  1. Charlie, a real treat to see N.C. Wyeth's illustrations that are rarely reproduced as examples of his work. I fully agree he had it all. I've seen some of his originals.. quite bold and painterly, and when they are reduced to reproduction size, the detail and reality is amazing, as shown in your scans. His character studies are unequalled. It's as though he was there, painting them from life. He was quoted as saying that if you show two men fighting, you had to feel the strain in your own muscles while painting it. N.C. Wyeth and Harvey Dunn were the two illustrators from Howard Pyle's school that had the most influence on future illustration. They were both powerful men that did powerful illustrations.

    Looking forward to the rest.

    Tom Watson

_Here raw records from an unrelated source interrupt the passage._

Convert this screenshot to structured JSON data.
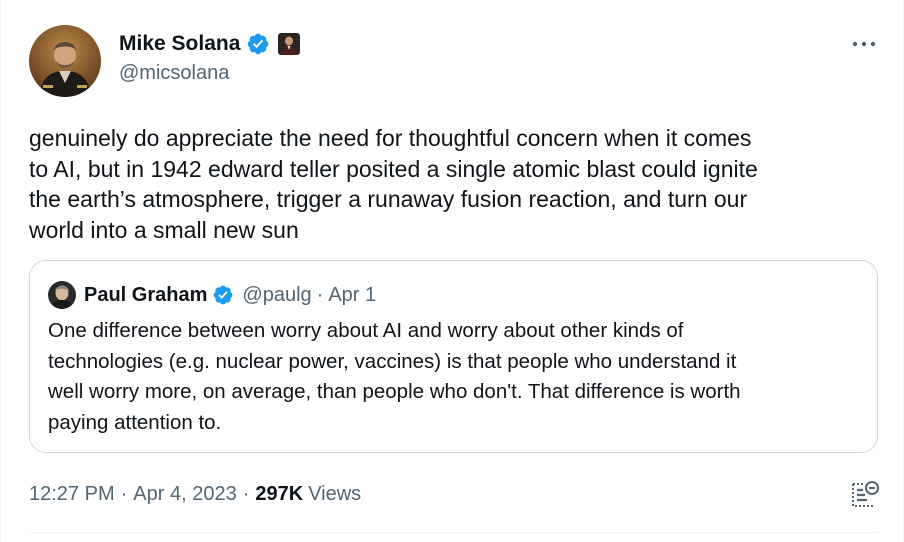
{
  "author": {
    "display_name": "Mike Solana",
    "handle": "@micsolana",
    "avatar_icon": "portrait-avatar-icon",
    "verified_icon": "verified-badge-icon",
    "affiliate_icon": "affiliate-badge-icon"
  },
  "more_icon": "more-horizontal-icon",
  "tweet_text": "genuinely do appreciate the need for thoughtful concern when it comes\nto AI, but in 1942 edward teller posited a single atomic blast could ignite\nthe earth’s atmosphere, trigger a runaway fusion reaction, and turn our\nworld into a small new sun",
  "quoted": {
    "display_name": "Paul Graham",
    "handle": "@paulg",
    "separator": "·",
    "date": "Apr 1",
    "text": "One difference between worry about AI and worry about other kinds of\ntechnologies (e.g. nuclear power, vaccines) is that people who understand it\nwell worry more, on average, than people who don't. That difference is worth\npaying attention to."
  },
  "meta": {
    "time": "12:27 PM",
    "separator": "·",
    "date": "Apr 4, 2023",
    "views_count": "297K",
    "views_label": "Views"
  },
  "translate_icon": "translate-post-icon",
  "colors": {
    "text": "#0f1419",
    "secondary": "#536471",
    "verified_blue": "#1d9bf0",
    "border": "#cfd9de"
  }
}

    ReplyDelete
  2. Looking at these again and again:
    I'm ravished!
    Great week once more!

    ReplyDelete
  3. I love Wyeth's and think each member of the family had a unique touch. I'm somewhat embarrassed by my audacity to make criticism but the last image of the man captioned as eating fruits and whatever could be found has a tangent that bothers me. The tree root over his head is the one compositional thing I would have changed.

    ReplyDelete
  4. Joel; I'm glad you said it - it was bothering me too!

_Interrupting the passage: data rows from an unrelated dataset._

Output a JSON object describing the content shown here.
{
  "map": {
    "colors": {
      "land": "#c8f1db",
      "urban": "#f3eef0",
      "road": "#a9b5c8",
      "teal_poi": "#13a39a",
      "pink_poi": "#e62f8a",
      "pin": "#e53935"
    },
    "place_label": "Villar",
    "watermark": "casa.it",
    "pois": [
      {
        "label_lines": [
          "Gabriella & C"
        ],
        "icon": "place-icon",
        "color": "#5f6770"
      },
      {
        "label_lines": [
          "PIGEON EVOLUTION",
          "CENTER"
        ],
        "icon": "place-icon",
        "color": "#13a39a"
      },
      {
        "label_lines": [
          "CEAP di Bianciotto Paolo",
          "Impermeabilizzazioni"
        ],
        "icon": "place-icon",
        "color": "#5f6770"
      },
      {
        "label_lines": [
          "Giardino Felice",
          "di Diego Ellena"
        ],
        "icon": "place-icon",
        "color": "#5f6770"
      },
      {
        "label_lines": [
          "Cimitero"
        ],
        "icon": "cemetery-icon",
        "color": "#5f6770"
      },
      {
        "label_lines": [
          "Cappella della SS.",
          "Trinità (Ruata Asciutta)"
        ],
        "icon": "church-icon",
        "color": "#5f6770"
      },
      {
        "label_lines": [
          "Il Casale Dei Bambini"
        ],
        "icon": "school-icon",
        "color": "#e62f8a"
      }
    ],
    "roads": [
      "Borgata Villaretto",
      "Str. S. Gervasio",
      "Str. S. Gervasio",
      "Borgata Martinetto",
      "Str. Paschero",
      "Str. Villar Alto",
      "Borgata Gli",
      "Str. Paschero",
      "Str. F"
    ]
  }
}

    ReplyDelete
  5. Sorry to be a bit audacious as weöö; but to me this criticism has something of bean-counting.
    There's so much here to atone for some miscarried roots and carrots. And the background of this very last image with those ancient trees and the brook looks most refreshing.

    ReplyDelete
  6. After reading Joel and Leif's remarks, I took another look at the illustration in question. As part of the overall design, I have no problem with the tree roots directly behind the guys body and head. It's basically an organic design feature that flows from the tree down to the point of interest. N.C. Wyeth was known for his unique and sometimes unorthodox approach to his compositions. He could have chosen a more traditional approach to handling the roots, but I think it adds to the sense of being deep in the forest, and blending with nature. Esthetically the man becomes part of the virgin terrain, instead of an imposing figure with the forest as simply a background. It may not be the most exciting N.C. Wyeth illustration, but it conveys the right message for that scene, in my opinion.

    Tom Watson

    ReplyDelete
  7. Nope... sorry, I still find it odd looking and I noticed it right away. It stood out from all the other pieces which feature impeccable picture design.

    Tom, Wyeth may have been known for his sometimes audacious experimentation (and kudos to him for that)... but this experiment fails. The fellow looks comical... like he's wearing a tree root hat!

    Any photographer would know immediately to avoid something like this - like having your subject stand directly in front of a flower pot. ;^)

    (Other than this one slip, I don't think its a dull composition at all - its as exciting in every other way as all these other examples)

    ReplyDelete
  8. Leif, Since I have no other explanation, I have left the expertise and final decision in N.C. Wyeth's hands. ;-)

    Tom Watson

    ReplyDelete

 

Followers

Recommended

HartfordMFA IlloMundo NCS

TI Around the Web

Archives